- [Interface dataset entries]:
[Start of section]
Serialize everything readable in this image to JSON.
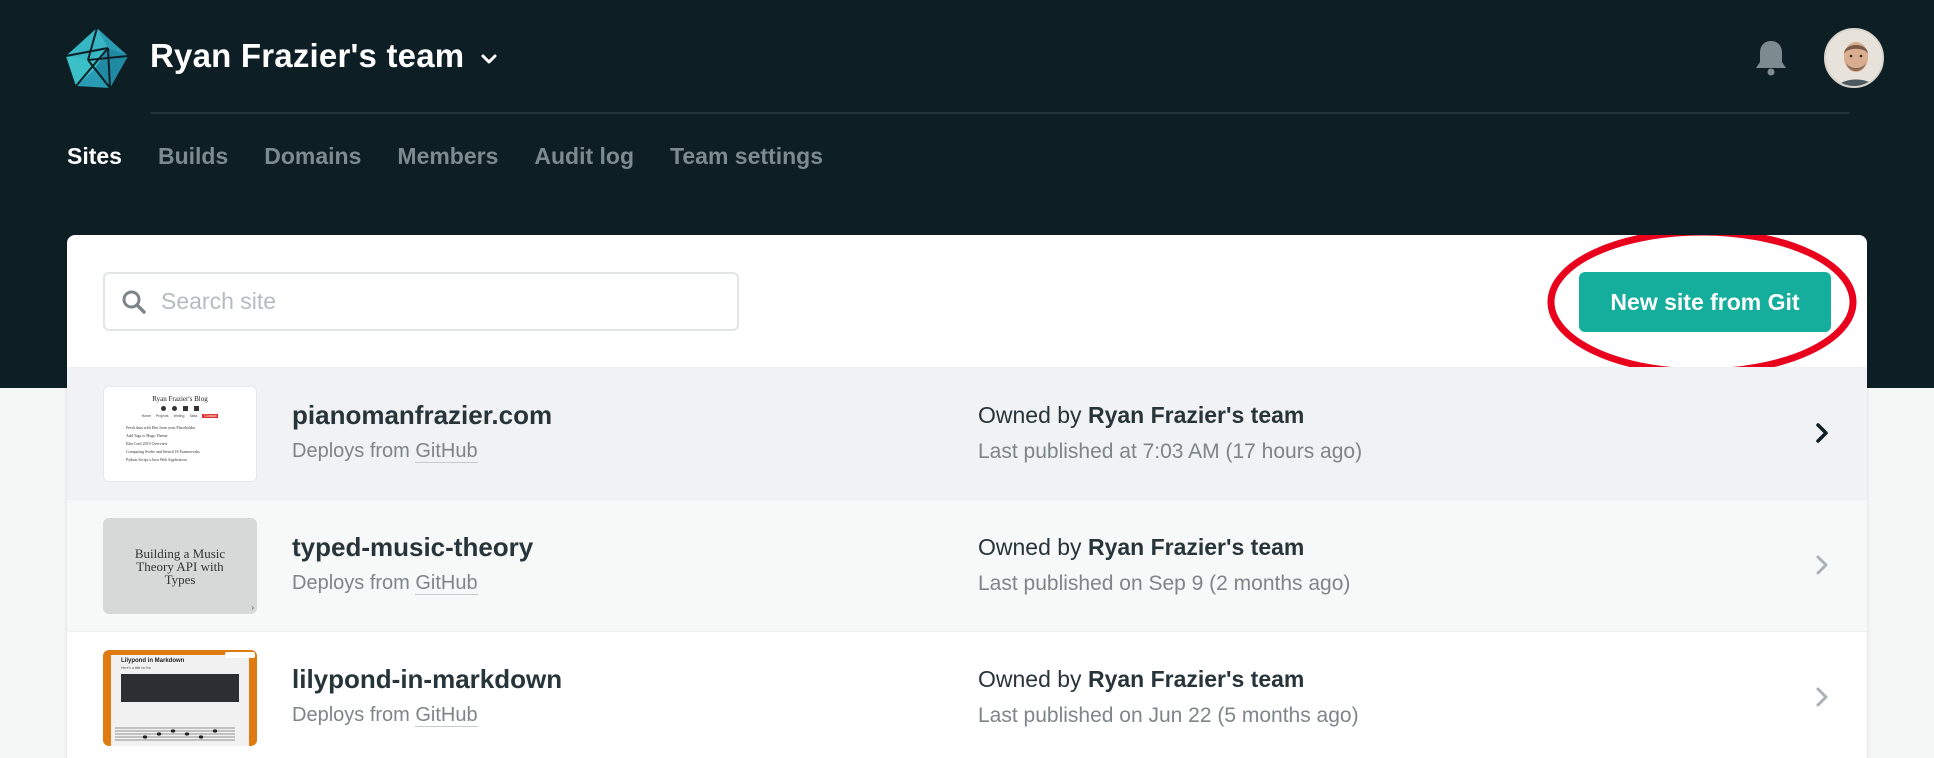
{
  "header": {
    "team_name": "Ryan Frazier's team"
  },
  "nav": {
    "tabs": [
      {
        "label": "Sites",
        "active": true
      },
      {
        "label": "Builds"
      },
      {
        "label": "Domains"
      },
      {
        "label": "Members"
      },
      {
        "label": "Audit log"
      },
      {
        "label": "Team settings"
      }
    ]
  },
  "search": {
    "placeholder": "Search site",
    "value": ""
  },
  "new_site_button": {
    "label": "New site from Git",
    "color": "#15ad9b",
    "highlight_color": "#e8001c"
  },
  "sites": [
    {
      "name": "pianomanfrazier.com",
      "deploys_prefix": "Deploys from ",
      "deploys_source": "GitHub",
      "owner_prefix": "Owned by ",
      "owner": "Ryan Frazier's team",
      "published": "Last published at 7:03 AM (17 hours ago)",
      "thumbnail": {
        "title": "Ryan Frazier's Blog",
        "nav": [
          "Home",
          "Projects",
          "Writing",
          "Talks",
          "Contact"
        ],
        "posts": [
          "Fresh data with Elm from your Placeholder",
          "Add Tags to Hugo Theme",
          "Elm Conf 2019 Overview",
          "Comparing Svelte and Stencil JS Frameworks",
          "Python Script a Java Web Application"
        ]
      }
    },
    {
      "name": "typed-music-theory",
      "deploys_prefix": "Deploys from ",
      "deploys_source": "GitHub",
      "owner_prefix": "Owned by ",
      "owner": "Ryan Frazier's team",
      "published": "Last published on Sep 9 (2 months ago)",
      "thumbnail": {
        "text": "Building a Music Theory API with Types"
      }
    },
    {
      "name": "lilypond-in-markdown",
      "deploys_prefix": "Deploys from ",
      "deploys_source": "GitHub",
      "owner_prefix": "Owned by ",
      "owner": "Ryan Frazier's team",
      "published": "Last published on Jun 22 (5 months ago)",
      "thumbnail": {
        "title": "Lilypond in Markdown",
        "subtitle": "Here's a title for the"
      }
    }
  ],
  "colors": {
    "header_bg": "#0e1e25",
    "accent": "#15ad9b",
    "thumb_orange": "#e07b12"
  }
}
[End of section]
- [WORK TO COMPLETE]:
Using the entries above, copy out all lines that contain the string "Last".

- [ANSWER BELOW]:
      "published": "Last published at 7:03 AM (17 hours ago)",
      "published": "Last published on Sep 9 (2 months ago)",
      "published": "Last published on Jun 22 (5 months ago)",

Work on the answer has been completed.